ooooo it pissed me off so bad! literally all i had done was ask if they'd even had a chance to look at it yet.. they DID tell me the day before that they were busy...i was trying to be courteous and ask nicely if they'd had a chance to take a peek yet.

only good side is, when they actually did the work, they did it fast, and cheap. (only 500 bucks after an engine fire is peanuts)

tollbaby
01-12-2015, 04:50 PM
I once went to a discount tire place because I desperately needed tires, and they were cheaper stateside. So my boyfriend and I go into the store. Note: boyfriend and I don't live together. My car is MY car, and the most he has to do with it is occasionally buying me a tank of gas (and he changes my oil once in a while). Tire guy would NOT speak to me no matter what I did. If the price had not been unbeatable, I would have walked out of there in a huff. Every time I'd ask him a question, he'd listen, then turn to my boyfriend to answer. I was BEYOND steamed.

Ben_Who
01-15-2015, 01:14 AM
I hate to say this, but it kinda works the other way, too - and it's WEIRD. The local discount auto parts dump keeps making the same mistake with me that any male who walks in the door knows everything there is to know about cars, and drowns me in technobabble whenever I try to make a purchase. Considering about all I can do is change a headlight, I usually just nod and smile a lot.
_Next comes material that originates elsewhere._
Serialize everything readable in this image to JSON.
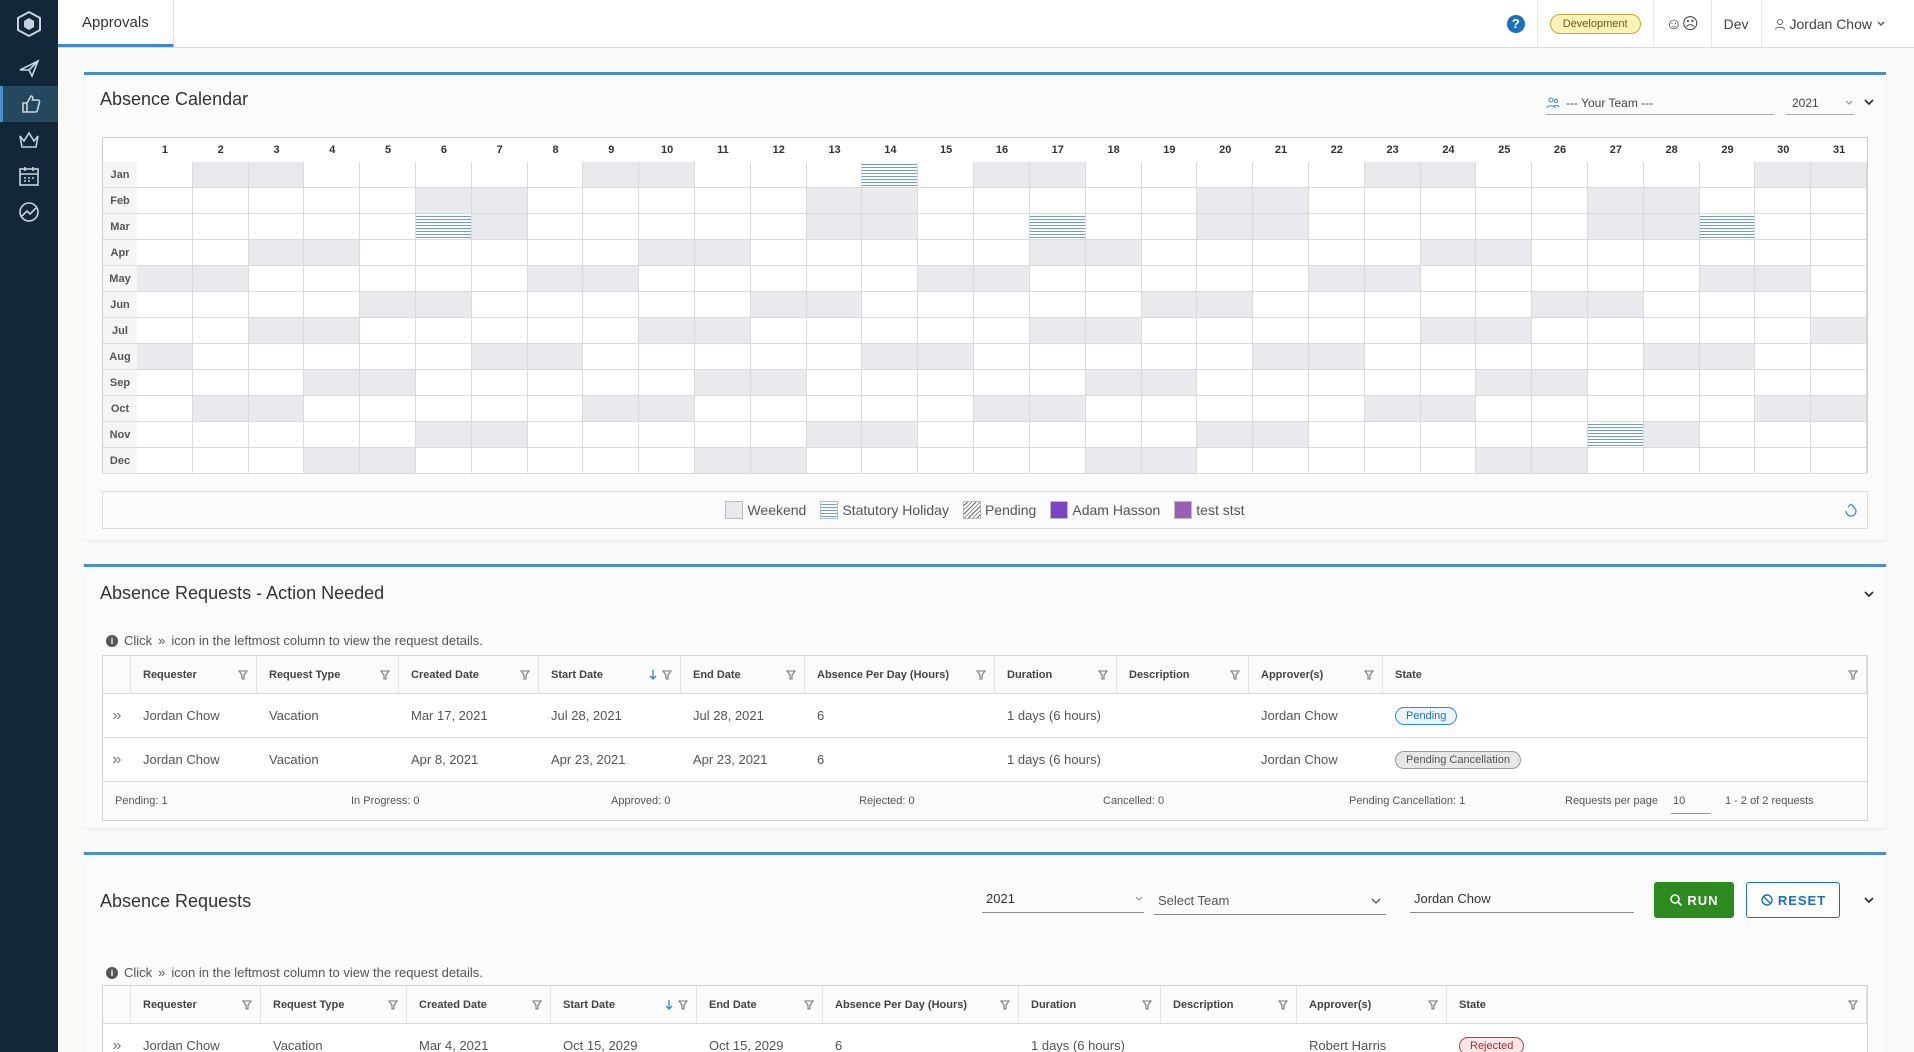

You'd have thought they'd have twigged when I brought in an air filter from a classic Mercury and called it the "carburetor."